n-Butyric acid, IUPAC name n-Butanoic acid, or normal butyric acid, is a carboxylic acid with structural formula CH3CH2CH2-COOH. It is notably found in rancid butter, parmesan cheese, or vomit and has an unpleasant odor and acrid taste, with a sweetish aftertaste (similar to ether).

Butyric acid can be detected by mammals with good scent detection abilities (e.g. dogs) at 10 ppb, while humans can detect it in concentrations above 10 ppm.

Normal butyric acid or fermentation butyric acid is found in butter, as an hexyl ester in the oil of Heracleum giganteum (cow parsnip) and as an octyl ester in parsnip (Pastinaca sativa); it has also been noticed in the fluids of the flesh and in perspiration.

It may be prepared by the hydrolysis of ethyl acetoacetate, or by passing carbon monoxide over a mixture of sodium acetate and sodium ethylate at 205 C. It is ordinarily prepared by the fermentation of sugar or starch, brought about by the addition of putrefying cheese, calcium carbonate being added to neutralize the acids formed in the process. The butyric fermentation of starch is aided by the direct addition of Bacillus subtilis.

The acid is an oily colorless liquid that solidifies at -5 C; it boils at 164 C. It is easily soluble in water, ethanol and ether, and is thrown out of its aqueous solution by the addition of calcium chloride. Potassium bichromate and sulfuric acid oxidize it to carbon dioxide and acetic acid, while alkaline potassium permanganate oxidizes it to carbon dioxide. The calcium salt, Ca(C4H7O2)2·H2O, is less soluble in hot water than in cold.

There is an isomer, isobutyric acid, which has the same chemical formula C4H8 O2 but a different structure. It has similar chemical properties but different physical properties.

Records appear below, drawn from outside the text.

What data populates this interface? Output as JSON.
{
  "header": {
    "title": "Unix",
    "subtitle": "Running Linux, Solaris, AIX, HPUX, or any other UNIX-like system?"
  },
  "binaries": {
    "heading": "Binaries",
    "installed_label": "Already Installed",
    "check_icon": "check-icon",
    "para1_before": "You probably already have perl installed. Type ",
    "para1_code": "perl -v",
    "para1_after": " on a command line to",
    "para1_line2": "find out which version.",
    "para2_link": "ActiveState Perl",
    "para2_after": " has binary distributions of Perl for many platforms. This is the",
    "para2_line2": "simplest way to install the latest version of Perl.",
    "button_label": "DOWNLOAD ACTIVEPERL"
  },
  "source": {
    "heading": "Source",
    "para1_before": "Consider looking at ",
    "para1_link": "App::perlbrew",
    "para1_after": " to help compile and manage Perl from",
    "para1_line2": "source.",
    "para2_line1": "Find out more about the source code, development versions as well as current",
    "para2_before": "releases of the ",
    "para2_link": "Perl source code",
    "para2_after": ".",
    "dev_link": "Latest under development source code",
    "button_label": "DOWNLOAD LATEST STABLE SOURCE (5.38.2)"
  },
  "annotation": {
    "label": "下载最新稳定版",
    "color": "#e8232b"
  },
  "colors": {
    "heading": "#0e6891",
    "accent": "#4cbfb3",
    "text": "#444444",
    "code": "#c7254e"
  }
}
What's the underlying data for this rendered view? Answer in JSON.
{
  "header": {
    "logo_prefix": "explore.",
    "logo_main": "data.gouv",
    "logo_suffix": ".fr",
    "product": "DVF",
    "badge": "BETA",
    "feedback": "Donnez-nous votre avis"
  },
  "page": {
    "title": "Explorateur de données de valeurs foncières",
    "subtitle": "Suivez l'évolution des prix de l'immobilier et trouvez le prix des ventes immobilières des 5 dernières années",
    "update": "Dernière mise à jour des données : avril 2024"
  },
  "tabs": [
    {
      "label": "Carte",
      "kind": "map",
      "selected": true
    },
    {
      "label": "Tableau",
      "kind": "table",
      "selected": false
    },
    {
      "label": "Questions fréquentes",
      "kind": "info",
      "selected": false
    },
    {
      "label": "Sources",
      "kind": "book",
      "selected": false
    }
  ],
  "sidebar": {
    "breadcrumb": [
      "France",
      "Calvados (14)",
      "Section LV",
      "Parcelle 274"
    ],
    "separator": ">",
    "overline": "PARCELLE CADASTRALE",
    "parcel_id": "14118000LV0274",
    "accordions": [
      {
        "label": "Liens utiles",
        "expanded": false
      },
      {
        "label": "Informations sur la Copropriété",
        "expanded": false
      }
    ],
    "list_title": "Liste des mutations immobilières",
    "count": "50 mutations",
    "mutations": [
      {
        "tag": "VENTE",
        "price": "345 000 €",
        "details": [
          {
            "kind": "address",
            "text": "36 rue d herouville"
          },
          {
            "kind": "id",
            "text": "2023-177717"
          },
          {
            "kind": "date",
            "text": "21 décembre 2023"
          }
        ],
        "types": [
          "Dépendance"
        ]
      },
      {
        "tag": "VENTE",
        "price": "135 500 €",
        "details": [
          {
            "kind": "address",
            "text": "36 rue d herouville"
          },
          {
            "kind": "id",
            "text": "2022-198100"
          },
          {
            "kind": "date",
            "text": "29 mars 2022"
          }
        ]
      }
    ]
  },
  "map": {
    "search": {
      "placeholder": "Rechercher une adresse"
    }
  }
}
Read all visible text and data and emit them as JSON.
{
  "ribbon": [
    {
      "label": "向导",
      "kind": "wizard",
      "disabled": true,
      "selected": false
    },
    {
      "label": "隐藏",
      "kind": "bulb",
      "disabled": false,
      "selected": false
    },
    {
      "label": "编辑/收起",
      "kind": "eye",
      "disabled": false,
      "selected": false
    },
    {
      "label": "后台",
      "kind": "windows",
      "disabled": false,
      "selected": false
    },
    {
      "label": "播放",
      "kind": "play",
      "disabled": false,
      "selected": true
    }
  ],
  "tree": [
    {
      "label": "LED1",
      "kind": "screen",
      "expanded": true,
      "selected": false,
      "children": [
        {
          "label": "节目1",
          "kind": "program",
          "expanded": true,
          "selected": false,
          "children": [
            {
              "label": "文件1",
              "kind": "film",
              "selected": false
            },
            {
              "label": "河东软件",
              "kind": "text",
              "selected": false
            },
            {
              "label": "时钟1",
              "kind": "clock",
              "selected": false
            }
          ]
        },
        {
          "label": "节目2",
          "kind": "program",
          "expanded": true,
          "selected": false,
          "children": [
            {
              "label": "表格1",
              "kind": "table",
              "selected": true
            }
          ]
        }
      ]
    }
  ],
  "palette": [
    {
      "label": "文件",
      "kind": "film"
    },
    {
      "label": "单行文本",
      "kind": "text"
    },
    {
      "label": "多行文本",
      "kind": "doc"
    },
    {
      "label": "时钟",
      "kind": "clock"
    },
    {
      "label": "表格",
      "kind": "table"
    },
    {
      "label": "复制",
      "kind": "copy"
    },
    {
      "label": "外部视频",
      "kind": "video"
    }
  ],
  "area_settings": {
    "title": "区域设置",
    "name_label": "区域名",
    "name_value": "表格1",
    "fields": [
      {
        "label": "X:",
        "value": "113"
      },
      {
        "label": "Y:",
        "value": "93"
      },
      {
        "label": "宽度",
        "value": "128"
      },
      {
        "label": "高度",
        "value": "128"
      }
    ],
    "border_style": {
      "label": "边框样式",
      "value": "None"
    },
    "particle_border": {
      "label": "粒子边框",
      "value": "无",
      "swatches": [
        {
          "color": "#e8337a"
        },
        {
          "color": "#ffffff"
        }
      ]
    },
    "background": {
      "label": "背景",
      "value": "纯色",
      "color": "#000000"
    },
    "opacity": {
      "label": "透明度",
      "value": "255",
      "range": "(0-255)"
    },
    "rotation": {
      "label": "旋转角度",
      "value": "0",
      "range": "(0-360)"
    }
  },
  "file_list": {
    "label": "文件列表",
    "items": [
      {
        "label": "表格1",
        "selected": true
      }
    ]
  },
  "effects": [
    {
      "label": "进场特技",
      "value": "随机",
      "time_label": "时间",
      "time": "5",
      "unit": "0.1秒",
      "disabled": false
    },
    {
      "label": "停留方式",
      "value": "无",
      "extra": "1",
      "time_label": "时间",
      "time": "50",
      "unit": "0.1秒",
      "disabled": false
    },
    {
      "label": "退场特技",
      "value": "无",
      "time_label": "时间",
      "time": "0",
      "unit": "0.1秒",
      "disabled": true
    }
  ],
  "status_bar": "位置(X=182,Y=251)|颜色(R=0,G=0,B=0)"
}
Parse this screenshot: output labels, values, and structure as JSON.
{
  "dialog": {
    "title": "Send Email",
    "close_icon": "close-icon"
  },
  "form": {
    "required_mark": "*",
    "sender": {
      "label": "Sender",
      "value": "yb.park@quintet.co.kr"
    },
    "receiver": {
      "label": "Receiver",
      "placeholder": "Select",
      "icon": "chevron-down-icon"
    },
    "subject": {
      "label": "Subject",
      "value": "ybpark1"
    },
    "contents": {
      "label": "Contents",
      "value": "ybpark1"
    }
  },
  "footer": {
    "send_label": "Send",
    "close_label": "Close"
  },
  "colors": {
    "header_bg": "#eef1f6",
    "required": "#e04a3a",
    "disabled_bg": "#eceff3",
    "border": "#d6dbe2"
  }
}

This article incorporates information from the 1911 encyclopedia.

Last updated: 02-08-2005 02:23:09
Last updated: 04-25-2005 03:06:01